◆ TASK
In the entries below, spot each line with the word "receiver" and copy it.

◆ DATA IN THIS EXERCISE
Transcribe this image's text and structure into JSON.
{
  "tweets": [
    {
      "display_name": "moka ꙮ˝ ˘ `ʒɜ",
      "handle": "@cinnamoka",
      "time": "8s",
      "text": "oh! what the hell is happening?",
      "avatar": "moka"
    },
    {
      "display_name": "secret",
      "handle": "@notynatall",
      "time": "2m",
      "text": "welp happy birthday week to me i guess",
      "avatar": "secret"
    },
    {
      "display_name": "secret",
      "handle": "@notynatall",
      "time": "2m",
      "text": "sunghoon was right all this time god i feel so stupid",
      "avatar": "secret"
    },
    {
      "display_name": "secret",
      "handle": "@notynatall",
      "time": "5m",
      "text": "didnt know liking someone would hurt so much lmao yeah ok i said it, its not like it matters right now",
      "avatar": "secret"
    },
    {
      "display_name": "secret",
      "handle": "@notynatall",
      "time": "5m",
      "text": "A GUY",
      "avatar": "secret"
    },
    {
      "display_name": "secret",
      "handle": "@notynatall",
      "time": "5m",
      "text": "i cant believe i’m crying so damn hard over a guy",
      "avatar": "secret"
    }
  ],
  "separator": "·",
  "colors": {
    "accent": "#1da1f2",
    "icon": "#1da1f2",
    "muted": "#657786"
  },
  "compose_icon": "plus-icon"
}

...

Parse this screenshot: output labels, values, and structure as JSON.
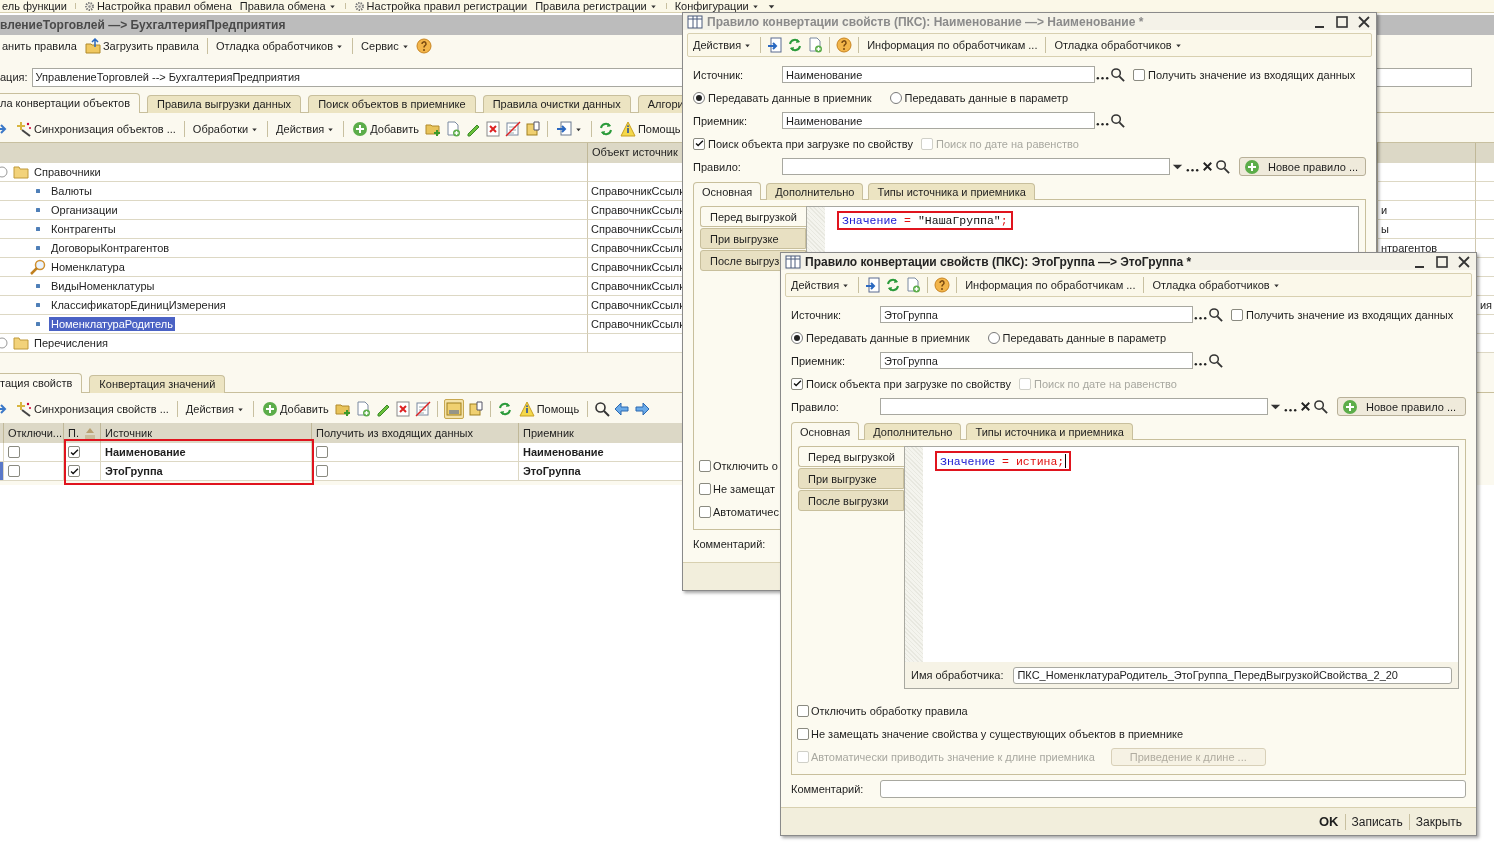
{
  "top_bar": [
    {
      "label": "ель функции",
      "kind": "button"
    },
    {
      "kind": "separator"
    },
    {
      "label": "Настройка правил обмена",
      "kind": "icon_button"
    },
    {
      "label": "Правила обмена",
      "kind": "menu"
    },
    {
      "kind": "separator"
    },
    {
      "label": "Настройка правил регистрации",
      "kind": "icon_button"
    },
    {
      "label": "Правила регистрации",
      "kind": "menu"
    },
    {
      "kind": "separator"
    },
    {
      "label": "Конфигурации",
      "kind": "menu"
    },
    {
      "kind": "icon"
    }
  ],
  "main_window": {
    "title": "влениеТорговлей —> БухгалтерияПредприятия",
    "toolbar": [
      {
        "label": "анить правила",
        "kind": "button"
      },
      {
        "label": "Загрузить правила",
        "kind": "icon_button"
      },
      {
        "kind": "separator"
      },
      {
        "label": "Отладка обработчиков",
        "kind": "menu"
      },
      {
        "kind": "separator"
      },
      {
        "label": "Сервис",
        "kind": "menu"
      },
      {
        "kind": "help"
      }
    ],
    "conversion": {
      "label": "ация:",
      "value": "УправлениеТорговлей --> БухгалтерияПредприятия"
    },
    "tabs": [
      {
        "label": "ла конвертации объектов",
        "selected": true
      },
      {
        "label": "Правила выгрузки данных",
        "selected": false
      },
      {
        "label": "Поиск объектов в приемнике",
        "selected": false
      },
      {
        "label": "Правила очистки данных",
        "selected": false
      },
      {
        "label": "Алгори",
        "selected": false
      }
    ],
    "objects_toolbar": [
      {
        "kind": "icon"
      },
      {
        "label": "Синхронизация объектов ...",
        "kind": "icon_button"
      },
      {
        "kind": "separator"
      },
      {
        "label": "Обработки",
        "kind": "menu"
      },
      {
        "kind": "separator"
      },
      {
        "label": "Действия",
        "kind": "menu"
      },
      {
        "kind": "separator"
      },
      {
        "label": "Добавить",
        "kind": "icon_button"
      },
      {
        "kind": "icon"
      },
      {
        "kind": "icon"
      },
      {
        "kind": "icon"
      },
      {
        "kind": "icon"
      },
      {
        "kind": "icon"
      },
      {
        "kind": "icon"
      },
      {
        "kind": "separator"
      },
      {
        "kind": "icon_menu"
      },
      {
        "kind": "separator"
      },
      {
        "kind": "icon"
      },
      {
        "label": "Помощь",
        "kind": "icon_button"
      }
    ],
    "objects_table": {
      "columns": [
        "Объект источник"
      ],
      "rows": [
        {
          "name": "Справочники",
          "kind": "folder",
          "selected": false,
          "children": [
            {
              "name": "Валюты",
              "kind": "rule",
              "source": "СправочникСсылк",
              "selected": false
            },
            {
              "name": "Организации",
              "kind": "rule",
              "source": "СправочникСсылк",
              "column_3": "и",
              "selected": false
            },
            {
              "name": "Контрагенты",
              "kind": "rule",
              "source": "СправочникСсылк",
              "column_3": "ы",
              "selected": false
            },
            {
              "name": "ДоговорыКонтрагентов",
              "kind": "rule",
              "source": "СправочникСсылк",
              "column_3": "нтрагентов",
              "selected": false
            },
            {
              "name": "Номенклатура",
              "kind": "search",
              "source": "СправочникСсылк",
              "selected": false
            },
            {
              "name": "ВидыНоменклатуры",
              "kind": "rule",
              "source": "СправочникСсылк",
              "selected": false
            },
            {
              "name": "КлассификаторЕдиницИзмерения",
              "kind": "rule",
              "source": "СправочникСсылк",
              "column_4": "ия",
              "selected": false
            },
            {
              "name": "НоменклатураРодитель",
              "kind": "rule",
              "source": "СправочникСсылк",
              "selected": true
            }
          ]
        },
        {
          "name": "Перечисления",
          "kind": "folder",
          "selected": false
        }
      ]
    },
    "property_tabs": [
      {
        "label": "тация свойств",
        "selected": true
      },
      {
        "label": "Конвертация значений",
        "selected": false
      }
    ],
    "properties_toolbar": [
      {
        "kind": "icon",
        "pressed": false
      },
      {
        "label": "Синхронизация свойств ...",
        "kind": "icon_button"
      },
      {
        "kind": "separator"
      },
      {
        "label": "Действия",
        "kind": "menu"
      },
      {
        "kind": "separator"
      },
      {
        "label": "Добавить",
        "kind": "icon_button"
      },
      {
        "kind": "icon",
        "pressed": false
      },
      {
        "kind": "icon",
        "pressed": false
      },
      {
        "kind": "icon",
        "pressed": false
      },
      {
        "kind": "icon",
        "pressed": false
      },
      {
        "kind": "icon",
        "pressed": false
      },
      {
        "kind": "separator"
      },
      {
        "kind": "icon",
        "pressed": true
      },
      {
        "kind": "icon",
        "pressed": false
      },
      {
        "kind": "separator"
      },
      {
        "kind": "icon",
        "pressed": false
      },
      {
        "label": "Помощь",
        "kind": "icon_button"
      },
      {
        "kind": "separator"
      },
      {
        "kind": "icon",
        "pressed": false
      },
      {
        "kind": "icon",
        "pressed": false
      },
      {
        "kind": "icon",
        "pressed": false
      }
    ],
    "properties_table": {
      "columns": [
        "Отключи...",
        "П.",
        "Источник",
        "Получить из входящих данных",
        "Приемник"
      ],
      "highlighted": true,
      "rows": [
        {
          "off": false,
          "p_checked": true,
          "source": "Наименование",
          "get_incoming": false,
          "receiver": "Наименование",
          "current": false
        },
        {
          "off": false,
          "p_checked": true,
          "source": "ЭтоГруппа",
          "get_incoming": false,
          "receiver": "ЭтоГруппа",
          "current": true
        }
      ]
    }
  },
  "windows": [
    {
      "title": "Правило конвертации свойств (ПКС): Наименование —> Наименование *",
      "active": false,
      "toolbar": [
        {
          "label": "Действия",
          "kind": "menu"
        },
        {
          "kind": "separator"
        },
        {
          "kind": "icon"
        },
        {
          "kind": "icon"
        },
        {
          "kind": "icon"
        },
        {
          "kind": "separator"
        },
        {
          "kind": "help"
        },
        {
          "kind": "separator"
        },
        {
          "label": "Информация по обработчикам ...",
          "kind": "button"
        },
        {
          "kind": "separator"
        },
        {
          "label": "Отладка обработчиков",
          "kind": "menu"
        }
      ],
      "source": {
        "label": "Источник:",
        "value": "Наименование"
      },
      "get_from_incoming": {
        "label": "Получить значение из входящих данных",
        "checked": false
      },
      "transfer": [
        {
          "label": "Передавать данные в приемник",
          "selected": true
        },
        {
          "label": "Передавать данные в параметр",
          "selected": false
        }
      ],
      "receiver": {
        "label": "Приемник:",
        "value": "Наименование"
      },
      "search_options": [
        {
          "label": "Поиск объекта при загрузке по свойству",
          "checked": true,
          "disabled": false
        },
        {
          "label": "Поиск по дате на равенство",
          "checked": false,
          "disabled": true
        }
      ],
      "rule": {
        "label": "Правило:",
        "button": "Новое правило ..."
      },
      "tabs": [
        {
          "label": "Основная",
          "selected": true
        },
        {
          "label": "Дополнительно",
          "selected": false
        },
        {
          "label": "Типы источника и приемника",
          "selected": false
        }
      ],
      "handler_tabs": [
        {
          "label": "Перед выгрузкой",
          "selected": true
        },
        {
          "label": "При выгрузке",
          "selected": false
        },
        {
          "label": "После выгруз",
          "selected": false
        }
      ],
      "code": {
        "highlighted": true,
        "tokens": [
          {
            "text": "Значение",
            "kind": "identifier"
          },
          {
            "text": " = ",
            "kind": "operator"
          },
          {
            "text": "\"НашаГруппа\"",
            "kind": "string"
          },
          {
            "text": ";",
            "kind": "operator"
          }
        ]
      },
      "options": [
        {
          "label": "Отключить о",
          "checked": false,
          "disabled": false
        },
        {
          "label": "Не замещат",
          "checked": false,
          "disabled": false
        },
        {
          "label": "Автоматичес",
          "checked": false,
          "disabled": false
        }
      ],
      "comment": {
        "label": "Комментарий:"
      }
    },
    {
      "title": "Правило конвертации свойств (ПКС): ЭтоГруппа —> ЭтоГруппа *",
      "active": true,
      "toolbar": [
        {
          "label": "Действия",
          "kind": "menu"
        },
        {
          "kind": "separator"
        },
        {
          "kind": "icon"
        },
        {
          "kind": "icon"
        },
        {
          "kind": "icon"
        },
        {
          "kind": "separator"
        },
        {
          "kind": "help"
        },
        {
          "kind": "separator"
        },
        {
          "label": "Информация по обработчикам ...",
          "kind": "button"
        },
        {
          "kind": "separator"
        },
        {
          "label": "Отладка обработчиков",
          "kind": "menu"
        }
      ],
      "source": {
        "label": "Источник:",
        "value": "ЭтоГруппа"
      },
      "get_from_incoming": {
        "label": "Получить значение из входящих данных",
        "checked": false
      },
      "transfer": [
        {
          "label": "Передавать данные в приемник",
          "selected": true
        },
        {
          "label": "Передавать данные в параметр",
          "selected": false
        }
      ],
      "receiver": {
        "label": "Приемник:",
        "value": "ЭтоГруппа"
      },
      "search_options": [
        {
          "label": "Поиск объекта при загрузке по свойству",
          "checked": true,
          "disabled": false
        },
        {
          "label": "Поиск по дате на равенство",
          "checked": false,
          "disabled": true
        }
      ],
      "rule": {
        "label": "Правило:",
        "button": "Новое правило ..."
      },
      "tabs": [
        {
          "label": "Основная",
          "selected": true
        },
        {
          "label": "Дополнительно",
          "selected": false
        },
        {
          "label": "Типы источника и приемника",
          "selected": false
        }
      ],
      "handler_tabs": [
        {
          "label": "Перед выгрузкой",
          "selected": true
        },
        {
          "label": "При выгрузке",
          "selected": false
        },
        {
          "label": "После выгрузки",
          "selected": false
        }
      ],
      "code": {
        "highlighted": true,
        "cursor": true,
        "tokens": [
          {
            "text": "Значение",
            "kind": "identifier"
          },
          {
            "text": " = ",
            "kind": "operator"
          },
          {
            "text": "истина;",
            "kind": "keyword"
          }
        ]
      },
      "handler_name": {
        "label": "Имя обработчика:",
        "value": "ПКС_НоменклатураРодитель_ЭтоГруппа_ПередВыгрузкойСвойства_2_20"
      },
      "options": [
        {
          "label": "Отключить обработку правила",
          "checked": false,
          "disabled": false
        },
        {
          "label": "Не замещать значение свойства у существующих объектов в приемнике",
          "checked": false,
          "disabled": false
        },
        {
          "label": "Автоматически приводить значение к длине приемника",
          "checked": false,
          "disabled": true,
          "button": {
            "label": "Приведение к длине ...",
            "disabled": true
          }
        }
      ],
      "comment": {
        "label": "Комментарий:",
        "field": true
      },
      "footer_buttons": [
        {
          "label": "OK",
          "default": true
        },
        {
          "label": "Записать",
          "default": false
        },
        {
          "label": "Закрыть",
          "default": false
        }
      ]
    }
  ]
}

◆ FINISHED TASK
          "receiver": "Наименование",
          "receiver": "ЭтоГруппа",
      "receiver": {
      "receiver": {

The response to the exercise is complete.